======== SUPPLIED RECORDS
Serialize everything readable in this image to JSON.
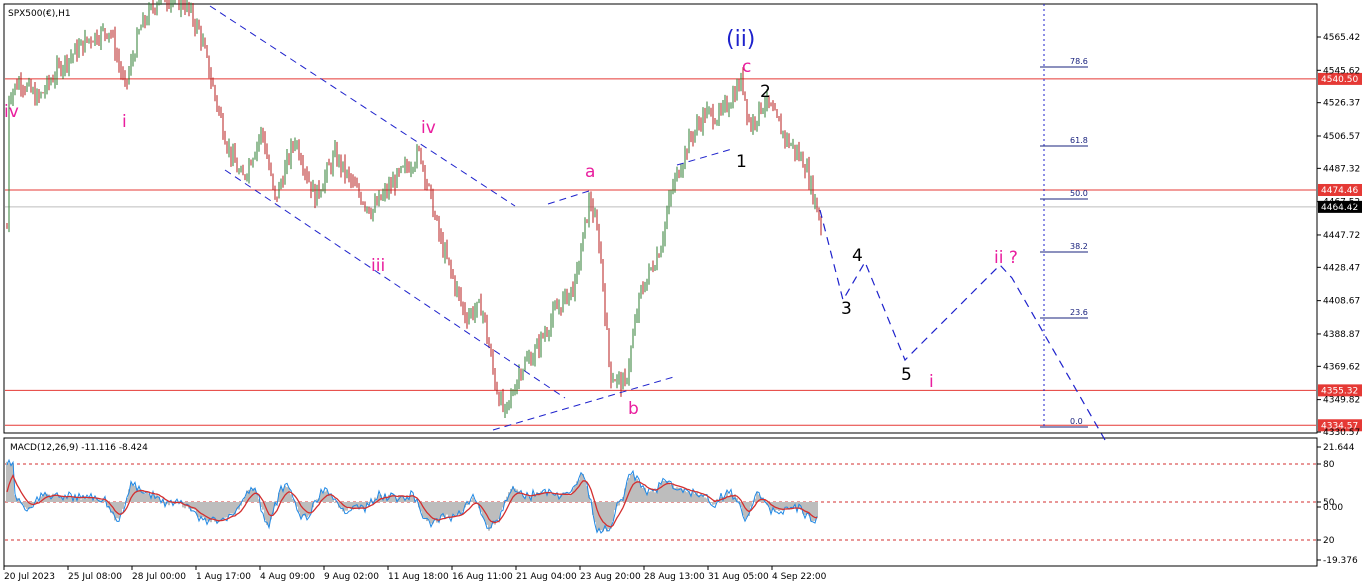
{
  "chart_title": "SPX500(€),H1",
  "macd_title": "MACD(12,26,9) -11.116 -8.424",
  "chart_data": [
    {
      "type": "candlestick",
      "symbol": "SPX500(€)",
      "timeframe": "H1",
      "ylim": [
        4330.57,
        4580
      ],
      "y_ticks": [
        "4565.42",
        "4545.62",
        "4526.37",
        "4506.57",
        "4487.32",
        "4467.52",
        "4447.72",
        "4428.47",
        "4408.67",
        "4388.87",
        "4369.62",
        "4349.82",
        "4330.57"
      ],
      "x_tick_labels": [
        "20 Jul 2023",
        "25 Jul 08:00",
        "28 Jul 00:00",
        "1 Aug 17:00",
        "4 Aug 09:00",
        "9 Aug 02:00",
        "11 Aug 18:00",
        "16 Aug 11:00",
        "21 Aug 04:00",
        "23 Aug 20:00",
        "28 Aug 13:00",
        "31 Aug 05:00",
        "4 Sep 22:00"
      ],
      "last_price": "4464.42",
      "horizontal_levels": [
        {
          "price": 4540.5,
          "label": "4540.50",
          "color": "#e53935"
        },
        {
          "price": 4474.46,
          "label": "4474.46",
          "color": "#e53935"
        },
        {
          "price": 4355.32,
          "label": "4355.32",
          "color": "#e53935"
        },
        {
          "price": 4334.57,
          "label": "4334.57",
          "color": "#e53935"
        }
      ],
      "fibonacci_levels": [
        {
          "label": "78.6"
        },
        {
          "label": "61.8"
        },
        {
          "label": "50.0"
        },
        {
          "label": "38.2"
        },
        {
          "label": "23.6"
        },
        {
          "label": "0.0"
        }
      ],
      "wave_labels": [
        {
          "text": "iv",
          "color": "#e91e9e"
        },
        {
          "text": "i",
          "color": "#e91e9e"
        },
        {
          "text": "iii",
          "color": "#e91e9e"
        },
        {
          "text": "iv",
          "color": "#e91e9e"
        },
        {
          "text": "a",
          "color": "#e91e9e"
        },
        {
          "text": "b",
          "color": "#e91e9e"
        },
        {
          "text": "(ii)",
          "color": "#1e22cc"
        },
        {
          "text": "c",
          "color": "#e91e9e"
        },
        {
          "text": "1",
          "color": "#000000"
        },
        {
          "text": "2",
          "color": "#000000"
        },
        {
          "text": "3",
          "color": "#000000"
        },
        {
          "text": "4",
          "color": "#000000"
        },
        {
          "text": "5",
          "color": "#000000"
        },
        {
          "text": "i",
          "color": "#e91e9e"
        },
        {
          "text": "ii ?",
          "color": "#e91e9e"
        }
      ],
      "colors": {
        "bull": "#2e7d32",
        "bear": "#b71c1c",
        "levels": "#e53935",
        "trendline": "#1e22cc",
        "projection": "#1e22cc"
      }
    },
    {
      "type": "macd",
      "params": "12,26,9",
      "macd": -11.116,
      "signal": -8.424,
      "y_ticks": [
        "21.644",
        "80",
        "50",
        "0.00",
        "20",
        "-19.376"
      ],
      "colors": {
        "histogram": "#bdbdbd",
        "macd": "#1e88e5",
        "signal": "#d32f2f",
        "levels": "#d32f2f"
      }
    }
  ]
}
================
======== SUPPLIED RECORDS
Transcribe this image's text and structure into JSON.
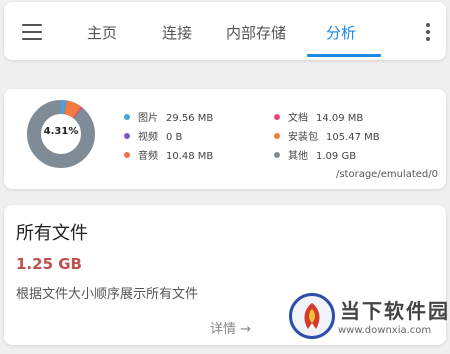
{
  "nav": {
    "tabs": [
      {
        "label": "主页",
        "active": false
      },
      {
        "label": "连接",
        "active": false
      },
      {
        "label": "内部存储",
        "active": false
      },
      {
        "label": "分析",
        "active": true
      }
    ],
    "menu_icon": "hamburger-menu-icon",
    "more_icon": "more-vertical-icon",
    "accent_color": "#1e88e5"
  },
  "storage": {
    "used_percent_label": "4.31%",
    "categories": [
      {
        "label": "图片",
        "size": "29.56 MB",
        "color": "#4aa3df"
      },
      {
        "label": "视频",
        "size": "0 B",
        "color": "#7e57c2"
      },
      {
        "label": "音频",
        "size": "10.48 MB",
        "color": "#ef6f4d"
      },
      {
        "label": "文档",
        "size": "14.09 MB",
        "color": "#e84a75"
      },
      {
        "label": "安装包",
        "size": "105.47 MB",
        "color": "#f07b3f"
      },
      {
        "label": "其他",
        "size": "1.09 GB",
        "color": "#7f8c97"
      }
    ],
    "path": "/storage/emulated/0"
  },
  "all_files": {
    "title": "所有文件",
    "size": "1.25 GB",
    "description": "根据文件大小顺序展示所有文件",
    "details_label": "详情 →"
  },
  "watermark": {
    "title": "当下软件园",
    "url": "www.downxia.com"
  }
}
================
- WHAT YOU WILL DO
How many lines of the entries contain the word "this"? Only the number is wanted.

- ANSWER SECTION
2